When the Handled value is set to true in the event data for a routed event, then handlers that listen for that routed event on other elements are no longer invoked for that particular event instance. This is true both for handlers attached in XAML and for handlers added by language-specific event handler attachment syntaxes such as += or Handles. For most common handler scenarios, marking an event as handled by setting Handled to true will stop routing for either a tunneling route or a bubbling route, and also for any event that is handled at a point in the route by a class handler.

In addition to the behavior that Handled state produces in routed events, the concept of Handled has implications for how you should design your application and write the event handler code. You can conceptualize Handled as being a simple protocol that is exposed by routed events. 

The following list describes how the value of Handled property is intended to be used in your application design: 

  • If a routed event is marked as handled, then it does not need to be handled again by other elements along that route. 
  • If a routed event is not marked as handled, then other listeners that were earlier along the route have chosen either not to register a handler, or the handlers that were registered chose not to manipulate the event data.

In the case that a routed event is not marked as handled, the handlers on the current listener will have three possible courses of action: 

  • Take no action at all; the event remains unhandled, and the event routes to the next listener. 
  • Execute code in response to the event but does not set the Handled property to true. The event routes to the next listener. 
  • Execute code in response to the event and mark the event as handled in the event data passed to the handler. In this circumstance, the event still routes to the next listener, but with Handled= true in its event data, so only handledEventsToo listeners have the opportunity to invoke further handlers.  

The following illustration shows how the value of Handled property affects a routed event process in the way such as described in the above list.

To learn how to mark a routed event as handled, see How to: Mark a Routed Event as Handled.

Adding Instance Handlers That Are Raised Even When Events Are Marked Handled 

Although marking an event as handled by setting Handled to true will stop routing for either a tunneling route or a bubbling route that handled in the XAML or language-specific event handler syntax, the listeners that registered with handledEventsToo parameter set to true will continue to be invoked further.

ClientUI provides instance handlers with "handledEventsToo" mechanism whereby listeners can still run handlers in response to routed events where Handled is true in the event data. Instead of using a language-specific event syntax that works for general CLR events, call the extension method AddHandler(RoutedEvent, Delegate, Boolean) provided in the ClientUI Framework to add your handler. Specify the value of handledEventsToo as true. 

The following code examples shows how to use the AddHandler method to handle a routed event that is invoked regardless of the Handled property value.


Using Class Handlers

In addition to the instance handlers, you can also handle a routed event using class handlers by calling the RegisterClassHandler method available in the EventManager class. Class handlers are invoked before any instance listener handlers that are attached to an instance of that class, whenever a routed event reaches an element instance in its route. Furthermore, class handlers are commonly called in the static contructor of your class.

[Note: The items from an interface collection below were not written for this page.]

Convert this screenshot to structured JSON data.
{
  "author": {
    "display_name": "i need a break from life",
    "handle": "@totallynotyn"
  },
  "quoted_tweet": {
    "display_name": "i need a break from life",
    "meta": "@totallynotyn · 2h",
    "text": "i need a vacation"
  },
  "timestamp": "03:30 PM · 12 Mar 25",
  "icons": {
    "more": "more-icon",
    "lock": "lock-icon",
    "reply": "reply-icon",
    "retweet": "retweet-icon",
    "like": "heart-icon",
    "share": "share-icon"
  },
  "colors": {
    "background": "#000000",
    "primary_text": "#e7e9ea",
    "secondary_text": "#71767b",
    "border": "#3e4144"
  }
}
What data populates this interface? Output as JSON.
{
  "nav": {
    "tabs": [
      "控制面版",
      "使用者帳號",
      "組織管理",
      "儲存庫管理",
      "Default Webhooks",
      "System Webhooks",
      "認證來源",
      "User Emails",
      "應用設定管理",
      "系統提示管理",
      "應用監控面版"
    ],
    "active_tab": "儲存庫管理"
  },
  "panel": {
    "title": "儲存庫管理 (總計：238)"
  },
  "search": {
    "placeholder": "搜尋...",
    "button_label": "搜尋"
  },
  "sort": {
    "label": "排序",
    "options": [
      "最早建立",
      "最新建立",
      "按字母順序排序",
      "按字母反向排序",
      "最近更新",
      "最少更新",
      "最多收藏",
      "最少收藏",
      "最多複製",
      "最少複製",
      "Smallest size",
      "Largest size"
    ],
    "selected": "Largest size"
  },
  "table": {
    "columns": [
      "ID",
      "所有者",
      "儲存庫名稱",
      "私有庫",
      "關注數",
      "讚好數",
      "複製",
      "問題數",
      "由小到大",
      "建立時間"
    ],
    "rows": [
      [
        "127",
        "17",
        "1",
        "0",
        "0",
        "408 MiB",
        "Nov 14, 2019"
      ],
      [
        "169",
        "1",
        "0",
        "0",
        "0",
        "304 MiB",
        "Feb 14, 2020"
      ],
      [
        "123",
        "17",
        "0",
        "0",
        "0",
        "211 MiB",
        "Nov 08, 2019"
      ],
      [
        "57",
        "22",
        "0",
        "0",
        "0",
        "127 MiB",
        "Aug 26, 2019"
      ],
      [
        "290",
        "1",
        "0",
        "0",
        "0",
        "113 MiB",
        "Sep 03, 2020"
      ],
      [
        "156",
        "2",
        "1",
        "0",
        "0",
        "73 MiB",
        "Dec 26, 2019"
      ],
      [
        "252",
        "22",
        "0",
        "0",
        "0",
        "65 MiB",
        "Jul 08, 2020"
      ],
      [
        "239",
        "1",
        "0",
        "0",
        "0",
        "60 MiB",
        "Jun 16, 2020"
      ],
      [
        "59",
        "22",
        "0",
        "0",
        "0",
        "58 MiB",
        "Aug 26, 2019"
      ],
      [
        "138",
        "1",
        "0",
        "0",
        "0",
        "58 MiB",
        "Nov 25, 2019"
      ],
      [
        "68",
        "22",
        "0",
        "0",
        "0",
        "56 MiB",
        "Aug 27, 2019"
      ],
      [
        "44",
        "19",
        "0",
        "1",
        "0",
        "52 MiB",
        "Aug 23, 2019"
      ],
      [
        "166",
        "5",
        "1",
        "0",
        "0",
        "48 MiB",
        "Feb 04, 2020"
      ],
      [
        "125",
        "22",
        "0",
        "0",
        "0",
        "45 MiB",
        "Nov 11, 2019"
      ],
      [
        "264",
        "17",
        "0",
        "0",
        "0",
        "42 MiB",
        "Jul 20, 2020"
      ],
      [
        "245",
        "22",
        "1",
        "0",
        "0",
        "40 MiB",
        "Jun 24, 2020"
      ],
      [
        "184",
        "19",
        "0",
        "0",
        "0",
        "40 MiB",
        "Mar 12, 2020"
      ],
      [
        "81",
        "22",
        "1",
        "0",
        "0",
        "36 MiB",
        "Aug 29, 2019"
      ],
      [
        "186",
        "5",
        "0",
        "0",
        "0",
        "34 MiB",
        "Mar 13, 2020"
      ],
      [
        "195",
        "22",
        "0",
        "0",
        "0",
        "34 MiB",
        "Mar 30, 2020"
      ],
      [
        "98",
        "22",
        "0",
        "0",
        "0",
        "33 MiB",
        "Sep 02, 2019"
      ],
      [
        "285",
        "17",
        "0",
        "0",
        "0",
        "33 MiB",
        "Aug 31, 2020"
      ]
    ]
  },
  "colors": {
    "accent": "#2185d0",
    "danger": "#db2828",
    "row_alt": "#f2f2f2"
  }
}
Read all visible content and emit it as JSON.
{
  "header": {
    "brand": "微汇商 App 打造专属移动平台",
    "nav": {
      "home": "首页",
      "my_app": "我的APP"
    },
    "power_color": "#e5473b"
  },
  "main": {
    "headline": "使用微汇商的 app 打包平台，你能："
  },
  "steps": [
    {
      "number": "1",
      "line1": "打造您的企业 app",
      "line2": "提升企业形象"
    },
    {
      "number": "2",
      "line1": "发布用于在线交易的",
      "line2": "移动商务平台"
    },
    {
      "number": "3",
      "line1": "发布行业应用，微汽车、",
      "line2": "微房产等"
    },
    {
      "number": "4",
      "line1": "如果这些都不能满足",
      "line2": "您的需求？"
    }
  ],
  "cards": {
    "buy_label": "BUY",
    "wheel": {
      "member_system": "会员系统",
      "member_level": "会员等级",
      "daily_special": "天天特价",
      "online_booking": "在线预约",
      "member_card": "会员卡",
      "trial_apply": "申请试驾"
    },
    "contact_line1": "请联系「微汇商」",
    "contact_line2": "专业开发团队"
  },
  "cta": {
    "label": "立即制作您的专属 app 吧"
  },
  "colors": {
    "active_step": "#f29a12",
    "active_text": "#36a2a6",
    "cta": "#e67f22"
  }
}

Class handlers are typically used to effectively handle a routed event of multiple instances of controls having the same type, or derived type. For instance, consider a registration form where your application is responding as user types into textbox or changes selection in combobox. The handling of such events can be achieved more efficiently through class handlers.

The following code example shows how to add class handling for a routed event.


For a complete example of how to add class handling for a routed event, see How to: Add Class Handling for a Routed Event.